By Andy Sambidge
UPDATE 1: CB Richard Ellis says nominal declines expected in Q4 but drop rate seen slowing.
The bottom for prices in Dubai real estate market's rental sector was "nearing" but further nominal declines will be seen in the final quarter of 2009, CB Richard Ellis said in a report published on Tuesday.
The company said that pressure on the emirate's residential market continued during Q3 but the rate of fall for rents slowed and are expected to slow further during the remainder of the year.
The study said the drop in residential lease rates averaged 39 percent year-on-year in the third quarter but some locations, such as Al Barsha, saw declines of up to 48 percent for a one-bed apartment.
CB Richard Ellis also said it had seen a shift during Q3 in payment terms with multiple cheques being paid instead of one, and even cases of tenants being offered get-out clauses.
The report said the average lease rate in Dubai during Q3 2008 was AED110-120,000 per year but that had slipped to just AED55-65,000 per year.
"Newly developed areas are faring comparatively badly in the downturn compared to more established communities," the report added.
On the outlook for 2010, Matthew Green, associate director - research at CB Richard Ellis, said: "We anticipate a continuation of rising vacancy ratios. However this will be project-specific and largely dependant on location, quality and amenities."
Regarding the commercial property sector in Dubai, the report said that demand continued to remain low during the third quarter, a situation aggravated by "considerable" new supply on top of an increasing availability of existing stock.
It added that current lease rates for offices were below that of 2006, which it said was a "reflection of the true extent of financial downturn".
CBRE said office lease rates in Dubai’s central business district had fallen about 55 percent year-on-year, while secondary and newly developed business districts saw an average fall of 67 percent.
" ...but some locations, such as Al Barsha, saw declines of up to 48 percent for a one-bed apartment." They are finally learning and full marks to CBRE for heeding the wailing from the sceptics. Keep the facts coming, and maybe the also-rans will start including one or two in their publicity-seeking press releases from now on.
I am no expert, but six months down the line, I am certain CB Richard Ellis will be disowning this finding for sure. A large number of apartments are lying vacant, evident from to let sign boards. And even more new buildings are about to enter the market in Nahda, Qusais, Muhaisina, Sports city, Silicon Oasis, Sharjah, Jumeira Village, etc.

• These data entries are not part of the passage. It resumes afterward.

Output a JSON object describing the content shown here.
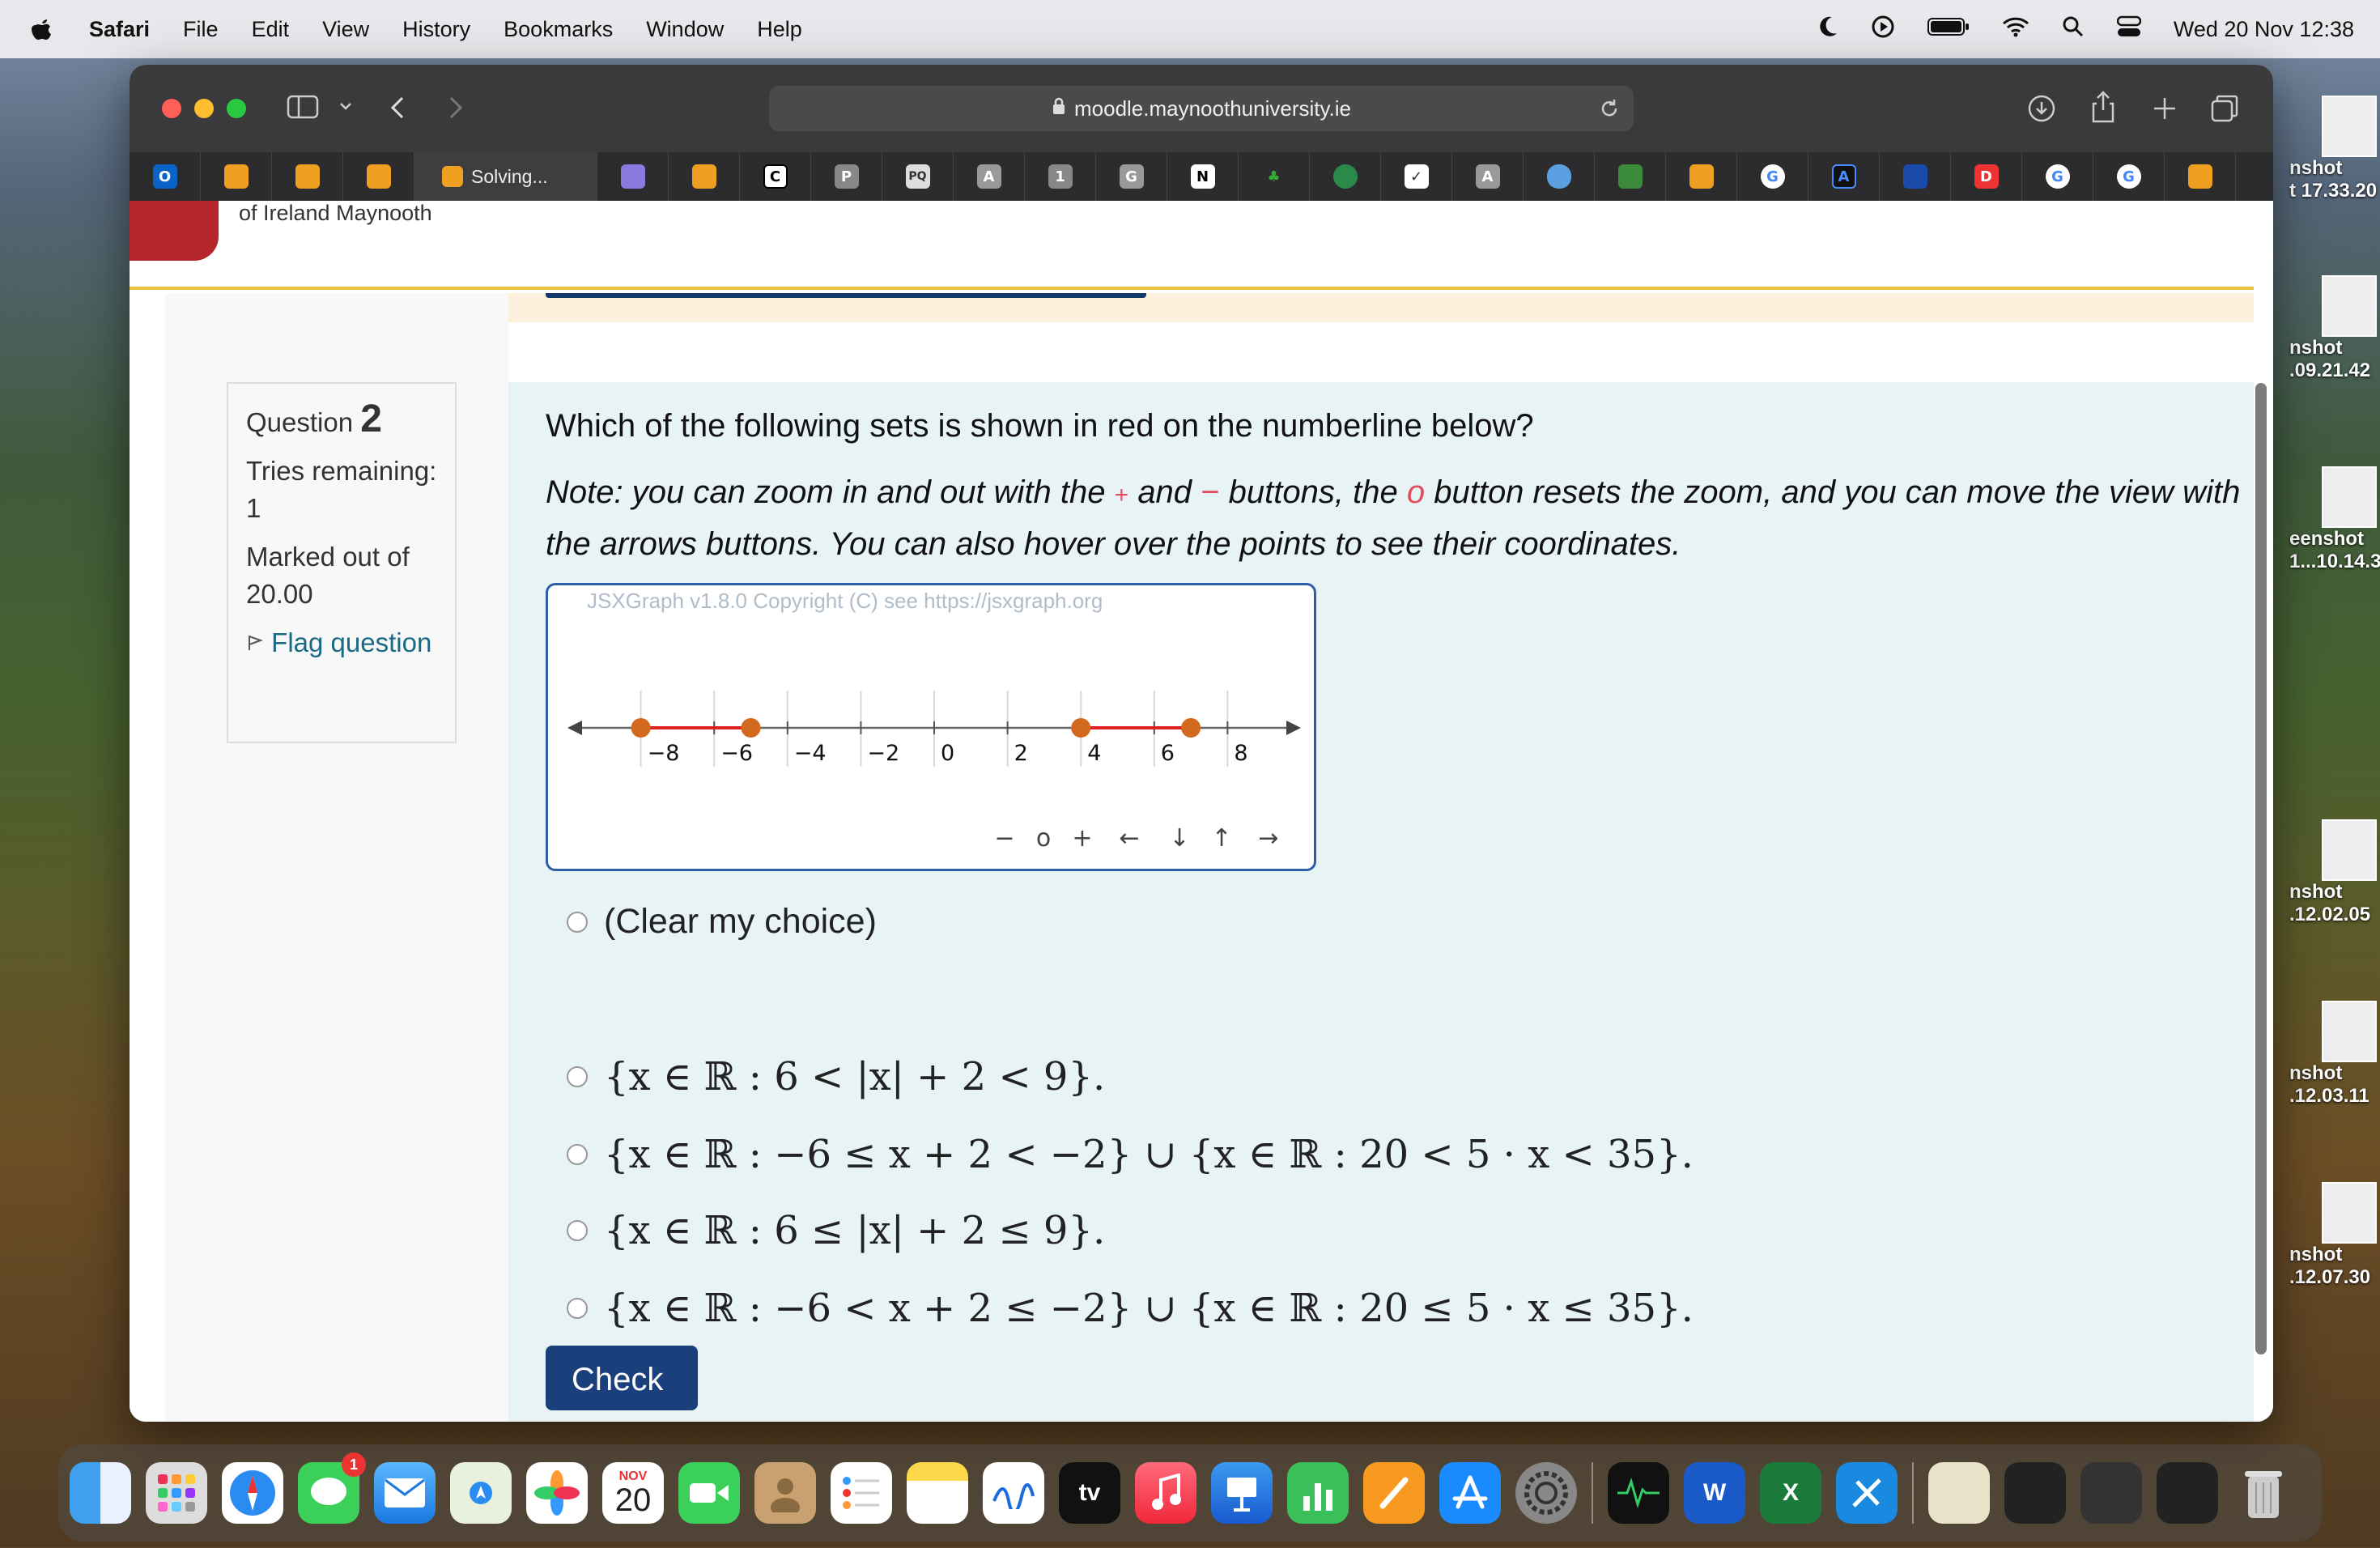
{
  "menubar": {
    "app": "Safari",
    "items": [
      "File",
      "Edit",
      "View",
      "History",
      "Bookmarks",
      "Window",
      "Help"
    ],
    "clock": "Wed 20 Nov  12:38"
  },
  "browser": {
    "url": "moodle.maynoothuniversity.ie",
    "active_tab": "Solving...",
    "tab_badges": [
      "O",
      "",
      "",
      "",
      "",
      "",
      "",
      "C",
      "P",
      "PQ",
      "A",
      "1",
      "G",
      "N",
      "",
      "",
      "",
      "",
      "A",
      "",
      "",
      "",
      "G",
      "A",
      "",
      "D",
      "G",
      "G",
      ""
    ]
  },
  "site": {
    "logo_text": "of Ireland Maynooth"
  },
  "question_info": {
    "label": "Question",
    "number": "2",
    "tries": "Tries remaining: 1",
    "marked": "Marked out of 20.00",
    "flag": "Flag question"
  },
  "question": {
    "text": "Which of the following sets is shown in red on the numberline below?",
    "note_a": "Note: you can zoom in and out with the",
    "plus": "+",
    "note_b": "and",
    "minus": "−",
    "note_c": "buttons, the",
    "reset": "o",
    "note_d": "button resets the zoom, and you can move the view with the arrows buttons. You can also hover over the points to see their coordinates."
  },
  "graph": {
    "copyright": "JSXGraph v1.8.0 Copyright (C) see https://jsxgraph.org",
    "ticks": [
      "−8",
      "−6",
      "−4",
      "−2",
      "0",
      "2",
      "4",
      "6",
      "8"
    ],
    "controls": [
      "−",
      "o",
      "+",
      "←",
      "↓",
      "↑",
      "→"
    ]
  },
  "chart_data": {
    "type": "line",
    "xlim": [
      -10,
      10
    ],
    "ticks": [
      -8,
      -6,
      -4,
      -2,
      0,
      2,
      4,
      6,
      8
    ],
    "series": [
      {
        "x": [
          -8,
          -5
        ],
        "y": [
          0,
          0
        ]
      },
      {
        "x": [
          4,
          7
        ],
        "y": [
          0,
          0
        ]
      }
    ],
    "points": [
      -8,
      -5,
      4,
      7
    ],
    "colors": {
      "segment": "#e02020",
      "point": "#d2691e"
    }
  },
  "options": {
    "clear": "(Clear my choice)",
    "choices": [
      "{x ∈ ℝ : 6 < |x| + 2 < 9}.",
      "{x ∈ ℝ : −6 ≤ x + 2 < −2} ∪ {x ∈ ℝ : 20 < 5 · x < 35}.",
      "{x ∈ ℝ : 6 ≤ |x| + 2 ≤ 9}.",
      "{x ∈ ℝ : −6 < x + 2 ≤ −2} ∪ {x ∈ ℝ : 20 ≤ 5 · x ≤ 35}."
    ]
  },
  "check_label": "Check",
  "desktop_thumbs": [
    {
      "line1": "nshot",
      "line2": "t 17.33.20"
    },
    {
      "line1": "nshot",
      "line2": ".09.21.42"
    },
    {
      "line1": "eenshot",
      "line2": "1...10.14.31"
    },
    {
      "line1": "nshot",
      "line2": ".12.02.05"
    },
    {
      "line1": "nshot",
      "line2": ".12.03.11"
    },
    {
      "line1": "nshot",
      "line2": ".12.07.30"
    }
  ],
  "dock": {
    "calendar_month": "NOV",
    "calendar_day": "20",
    "messages_badge": "1",
    "tv_label": "tv"
  }
}
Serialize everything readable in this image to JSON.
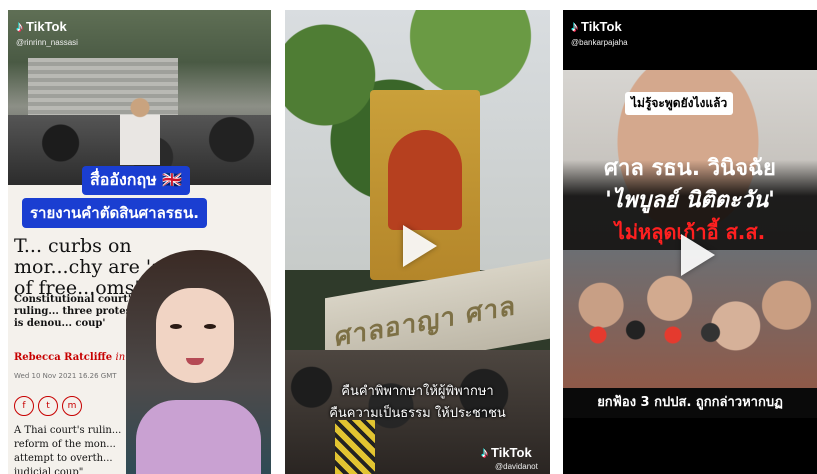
{
  "panels": [
    {
      "logo": "TikTok",
      "handle": "@rinrinn_nassasi",
      "caption_top": "สื่ออังกฤษ 🇬🇧",
      "caption_bottom": "รายงานคำตัดสินศาลรธน.",
      "article": {
        "headline": "T... curbs on mor...chy are 'abuse of free...oms'",
        "subheadline": "Constitutional court's ruling... three protest leaders is denou... coup'",
        "byline_name": "Rebecca Ratcliffe",
        "byline_place": "in Bangkok",
        "date": "Wed 10 Nov 2021 16.26 GMT",
        "share_icons": [
          "f",
          "t",
          "m"
        ],
        "body": "A Thai court's rulin... reform of the mon... attempt to overth... judicial coup\""
      }
    },
    {
      "gate_sign": "ศาลอาญา ศาลยุติธรรม",
      "subtitle_line1": "คืนคำพิพากษาให้ผู้พิพากษา",
      "subtitle_line2": "คืนความเป็นธรรม ให้ประชาชน",
      "logo": "TikTok",
      "handle": "@davidanot"
    },
    {
      "logo": "TikTok",
      "handle": "@bankarpajaha",
      "quote": "ไม่รู้จะพูดยังไงแล้ว",
      "headline1": "ศาล รธน. วินิจฉัย",
      "headline2": "'ไพบูลย์ นิติตะวัน'",
      "headline3": "ไม่หลุดเก้าอี้ ส.ส.",
      "subtitle": "ยกฟ้อง 3 กปปส. ถูกกล่าวหากบฏ"
    }
  ]
}
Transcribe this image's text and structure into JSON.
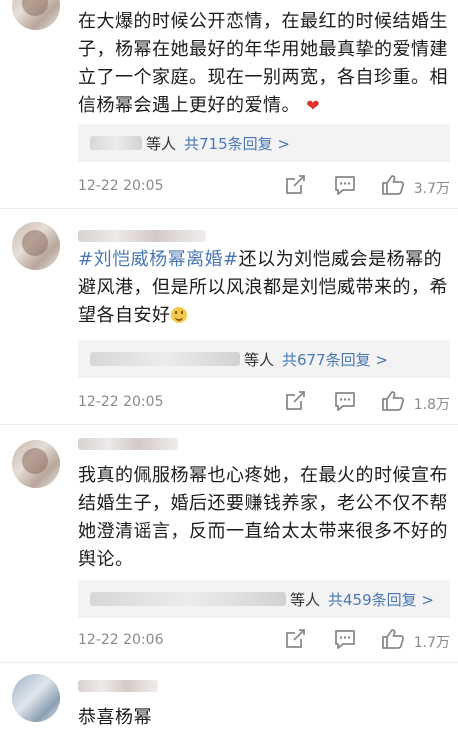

Further rents in Sharjah-Northern emirates have dropped quite sharply, I can not agree that the so called movement within the Emirates is going to happen in a big way. The population is not going to grow sharply until 2010 first half. Under the circumstances, it is difficult to imagine rents have bottomed out.
The supply and demand situation will determine when prices stop falling. For that to happen (and I mean in the long term, not just a temporary pause), the supply/demand balance would need to level off, with supply roughly meeting demand, or maybe just a little bit higher. At present there is a huge overhang of supply compared to demand. As more projects complete, there will be even more supply and even more construction employees leaving the country, reducing demand. The only way rents will stabilize is for a very large number of properties to be taken off the rental market and kept empty. Landlords can do this for a few months in the hope of a bounce, but few will be willing to hold an asset of that value for years, paying service charges and other fees for years on it without any income. Back when a handful of local landlords controlled the market, a cartel was possible. But ownership is too wide now. Eventually prices will get to a point that the cost of living is so low, business will once again move into Dubai in enough numbers to start to fill the housing mountain. But that will take years, and much lower rents. The bottom line is that at present, the business costs in Dubai do not make it an attractive place for enough companies to make them relocate. Costs probably need to halve again for it to get there. High property prices and rents are simply not sustainable in Dubai because they kill the long term business growth that is required to employ the people needed to fill the property.